Print each of the entries exactly, leaving nothing out.
#####
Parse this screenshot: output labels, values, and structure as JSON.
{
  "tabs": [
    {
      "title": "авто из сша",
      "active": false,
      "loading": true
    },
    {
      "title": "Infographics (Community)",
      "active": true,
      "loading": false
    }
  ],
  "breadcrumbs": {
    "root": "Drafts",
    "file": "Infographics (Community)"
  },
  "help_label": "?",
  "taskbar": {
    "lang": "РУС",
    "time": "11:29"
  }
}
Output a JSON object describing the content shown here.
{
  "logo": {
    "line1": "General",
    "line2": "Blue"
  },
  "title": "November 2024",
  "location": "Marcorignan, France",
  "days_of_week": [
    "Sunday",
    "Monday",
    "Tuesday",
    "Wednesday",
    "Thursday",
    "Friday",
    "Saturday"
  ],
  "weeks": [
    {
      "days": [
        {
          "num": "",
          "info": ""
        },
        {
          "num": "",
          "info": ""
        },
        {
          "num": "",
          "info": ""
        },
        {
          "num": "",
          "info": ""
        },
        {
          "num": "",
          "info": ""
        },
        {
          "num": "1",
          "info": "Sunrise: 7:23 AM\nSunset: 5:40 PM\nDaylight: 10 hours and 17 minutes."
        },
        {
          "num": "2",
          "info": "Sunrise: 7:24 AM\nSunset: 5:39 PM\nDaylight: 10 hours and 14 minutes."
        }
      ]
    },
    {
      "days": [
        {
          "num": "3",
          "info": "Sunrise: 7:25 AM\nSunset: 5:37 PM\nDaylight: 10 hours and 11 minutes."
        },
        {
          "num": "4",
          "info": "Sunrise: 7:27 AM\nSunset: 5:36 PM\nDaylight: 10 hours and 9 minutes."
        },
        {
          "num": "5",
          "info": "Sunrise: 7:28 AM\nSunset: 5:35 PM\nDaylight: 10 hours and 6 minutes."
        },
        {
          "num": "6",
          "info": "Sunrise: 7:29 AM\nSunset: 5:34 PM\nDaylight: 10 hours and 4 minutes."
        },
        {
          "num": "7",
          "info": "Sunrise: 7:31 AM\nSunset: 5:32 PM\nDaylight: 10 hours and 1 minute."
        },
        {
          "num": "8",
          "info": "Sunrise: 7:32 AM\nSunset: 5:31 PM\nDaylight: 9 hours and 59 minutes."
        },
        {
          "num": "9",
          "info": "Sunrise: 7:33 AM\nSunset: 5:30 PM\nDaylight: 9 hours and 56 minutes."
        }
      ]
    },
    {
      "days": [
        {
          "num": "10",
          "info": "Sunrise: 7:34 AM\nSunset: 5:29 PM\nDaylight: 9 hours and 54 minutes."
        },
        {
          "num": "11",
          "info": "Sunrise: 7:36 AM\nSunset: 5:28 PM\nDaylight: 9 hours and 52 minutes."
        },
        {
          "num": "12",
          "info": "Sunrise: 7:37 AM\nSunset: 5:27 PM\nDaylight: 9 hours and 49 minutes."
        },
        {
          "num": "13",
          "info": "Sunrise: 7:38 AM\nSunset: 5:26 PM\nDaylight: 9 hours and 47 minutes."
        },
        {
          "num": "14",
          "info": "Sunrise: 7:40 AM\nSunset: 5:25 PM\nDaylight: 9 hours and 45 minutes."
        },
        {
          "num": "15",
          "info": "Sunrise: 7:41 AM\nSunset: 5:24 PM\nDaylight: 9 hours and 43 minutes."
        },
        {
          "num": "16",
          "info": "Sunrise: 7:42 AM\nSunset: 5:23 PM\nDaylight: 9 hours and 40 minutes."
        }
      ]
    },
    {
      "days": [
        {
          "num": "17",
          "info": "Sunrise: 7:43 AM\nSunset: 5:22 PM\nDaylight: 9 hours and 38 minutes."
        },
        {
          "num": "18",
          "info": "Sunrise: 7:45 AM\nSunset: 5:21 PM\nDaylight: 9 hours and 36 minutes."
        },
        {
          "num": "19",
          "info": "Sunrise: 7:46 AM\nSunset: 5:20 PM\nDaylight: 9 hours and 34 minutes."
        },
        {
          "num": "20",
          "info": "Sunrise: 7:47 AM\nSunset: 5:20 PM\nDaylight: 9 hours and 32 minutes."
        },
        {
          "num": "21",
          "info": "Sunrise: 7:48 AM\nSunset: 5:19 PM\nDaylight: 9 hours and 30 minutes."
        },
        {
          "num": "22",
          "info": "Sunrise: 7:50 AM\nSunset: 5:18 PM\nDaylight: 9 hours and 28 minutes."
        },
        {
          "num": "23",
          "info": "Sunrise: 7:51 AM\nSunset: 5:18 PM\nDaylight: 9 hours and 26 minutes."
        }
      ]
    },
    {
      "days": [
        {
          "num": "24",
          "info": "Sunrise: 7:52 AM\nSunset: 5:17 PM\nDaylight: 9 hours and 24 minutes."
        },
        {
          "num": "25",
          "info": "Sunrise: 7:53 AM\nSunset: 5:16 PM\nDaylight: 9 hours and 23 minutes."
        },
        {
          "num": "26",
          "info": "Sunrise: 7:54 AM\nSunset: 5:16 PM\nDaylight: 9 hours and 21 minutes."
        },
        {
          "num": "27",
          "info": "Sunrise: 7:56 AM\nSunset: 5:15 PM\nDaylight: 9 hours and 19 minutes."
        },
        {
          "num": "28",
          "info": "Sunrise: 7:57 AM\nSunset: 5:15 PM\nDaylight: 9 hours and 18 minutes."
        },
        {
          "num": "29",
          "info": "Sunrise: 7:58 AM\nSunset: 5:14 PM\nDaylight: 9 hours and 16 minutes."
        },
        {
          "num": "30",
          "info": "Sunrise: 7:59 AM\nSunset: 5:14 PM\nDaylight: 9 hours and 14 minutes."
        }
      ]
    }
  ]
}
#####
*Finished task*
Parse this screenshot: output labels, values, and structure as JSON.
{
  "tabs": [
    {
      "title": "авто из сша",
      "active": false,
      "loading": true
    },
    {
      "title": "Infographics (Community)",
      "active": true,
      "loading": false
    }
  ],
  "breadcrumbs": {
    "root": "Drafts",
    "file": "Infographics (Community)"
  },
  "help_label": "?",
  "taskbar": {
    "lang": "РУС",
    "time": "11:29"
  }
}
Output a JSON object describing the content shown here.
{
  "logo": {
    "line1": "General",
    "line2": "Blue"
  },
  "title": "November 2024",
  "location": "Marcorignan, France",
  "days_of_week": [
    "Sunday",
    "Monday",
    "Tuesday",
    "Wednesday",
    "Thursday",
    "Friday",
    "Saturday"
  ],
  "weeks": [
    {
      "days": [
        {
          "num": "",
          "info": ""
        },
        {
          "num": "",
          "info": ""
        },
        {
          "num": "",
          "info": ""
        },
        {
          "num": "",
          "info": ""
        },
        {
          "num": "",
          "info": ""
        },
        {
          "num": "1",
          "info": "Sunrise: 7:23 AM\nSunset: 5:40 PM\nDaylight: 10 hours and 17 minutes."
        },
        {
          "num": "2",
          "info": "Sunrise: 7:24 AM\nSunset: 5:39 PM\nDaylight: 10 hours and 14 minutes."
        }
      ]
    },
    {
      "days": [
        {
          "num": "3",
          "info": "Sunrise: 7:25 AM\nSunset: 5:37 PM\nDaylight: 10 hours and 11 minutes."
        },
        {
          "num": "4",
          "info": "Sunrise: 7:27 AM\nSunset: 5:36 PM\nDaylight: 10 hours and 9 minutes."
        },
        {
          "num": "5",
          "info": "Sunrise: 7:28 AM\nSunset: 5:35 PM\nDaylight: 10 hours and 6 minutes."
        },
        {
          "num": "6",
          "info": "Sunrise: 7:29 AM\nSunset: 5:34 PM\nDaylight: 10 hours and 4 minutes."
        },
        {
          "num": "7",
          "info": "Sunrise: 7:31 AM\nSunset: 5:32 PM\nDaylight: 10 hours and 1 minute."
        },
        {
          "num": "8",
          "info": "Sunrise: 7:32 AM\nSunset: 5:31 PM\nDaylight: 9 hours and 59 minutes."
        },
        {
          "num": "9",
          "info": "Sunrise: 7:33 AM\nSunset: 5:30 PM\nDaylight: 9 hours and 56 minutes."
        }
      ]
    },
    {
      "days": [
        {
          "num": "10",
          "info": "Sunrise: 7:34 AM\nSunset: 5:29 PM\nDaylight: 9 hours and 54 minutes."
        },
        {
          "num": "11",
          "info": "Sunrise: 7:36 AM\nSunset: 5:28 PM\nDaylight: 9 hours and 52 minutes."
        },
        {
          "num": "12",
          "info": "Sunrise: 7:37 AM\nSunset: 5:27 PM\nDaylight: 9 hours and 49 minutes."
        },
        {
          "num": "13",
          "info": "Sunrise: 7:38 AM\nSunset: 5:26 PM\nDaylight: 9 hours and 47 minutes."
        },
        {
          "num": "14",
          "info": "Sunrise: 7:40 AM\nSunset: 5:25 PM\nDaylight: 9 hours and 45 minutes."
        },
        {
          "num": "15",
          "info": "Sunrise: 7:41 AM\nSunset: 5:24 PM\nDaylight: 9 hours and 43 minutes."
        },
        {
          "num": "16",
          "info": "Sunrise: 7:42 AM\nSunset: 5:23 PM\nDaylight: 9 hours and 40 minutes."
        }
      ]
    },
    {
      "days": [
        {
          "num": "17",
          "info": "Sunrise: 7:43 AM\nSunset: 5:22 PM\nDaylight: 9 hours and 38 minutes."
        },
        {
          "num": "18",
          "info": "Sunrise: 7:45 AM\nSunset: 5:21 PM\nDaylight: 9 hours and 36 minutes."
        },
        {
          "num": "19",
          "info": "Sunrise: 7:46 AM\nSunset: 5:20 PM\nDaylight: 9 hours and 34 minutes."
        },
        {
          "num": "20",
          "info": "Sunrise: 7:47 AM\nSunset: 5:20 PM\nDaylight: 9 hours and 32 minutes."
        },
        {
          "num": "21",
          "info": "Sunrise: 7:48 AM\nSunset: 5:19 PM\nDaylight: 9 hours and 30 minutes."
        },
        {
          "num": "22",
          "info": "Sunrise: 7:50 AM\nSunset: 5:18 PM\nDaylight: 9 hours and 28 minutes."
        },
        {
          "num": "23",
          "info": "Sunrise: 7:51 AM\nSunset: 5:18 PM\nDaylight: 9 hours and 26 minutes."
        }
      ]
    },
    {
      "days": [
        {
          "num": "24",
          "info": "Sunrise: 7:52 AM\nSunset: 5:17 PM\nDaylight: 9 hours and 24 minutes."
        },
        {
          "num": "25",
          "info": "Sunrise: 7:53 AM\nSunset: 5:16 PM\nDaylight: 9 hours and 23 minutes."
        },
        {
          "num": "26",
          "info": "Sunrise: 7:54 AM\nSunset: 5:16 PM\nDaylight: 9 hours and 21 minutes."
        },
        {
          "num": "27",
          "info": "Sunrise: 7:56 AM\nSunset: 5:15 PM\nDaylight: 9 hours and 19 minutes."
        },
        {
          "num": "28",
          "info": "Sunrise: 7:57 AM\nSunset: 5:15 PM\nDaylight: 9 hours and 18 minutes."
        },
        {
          "num": "29",
          "info": "Sunrise: 7:58 AM\nSunset: 5:14 PM\nDaylight: 9 hours and 16 minutes."
        },
        {
          "num": "30",
          "info": "Sunrise: 7:59 AM\nSunset: 5:14 PM\nDaylight: 9 hours and 14 minutes."
        }
      ]
    }
  ]
}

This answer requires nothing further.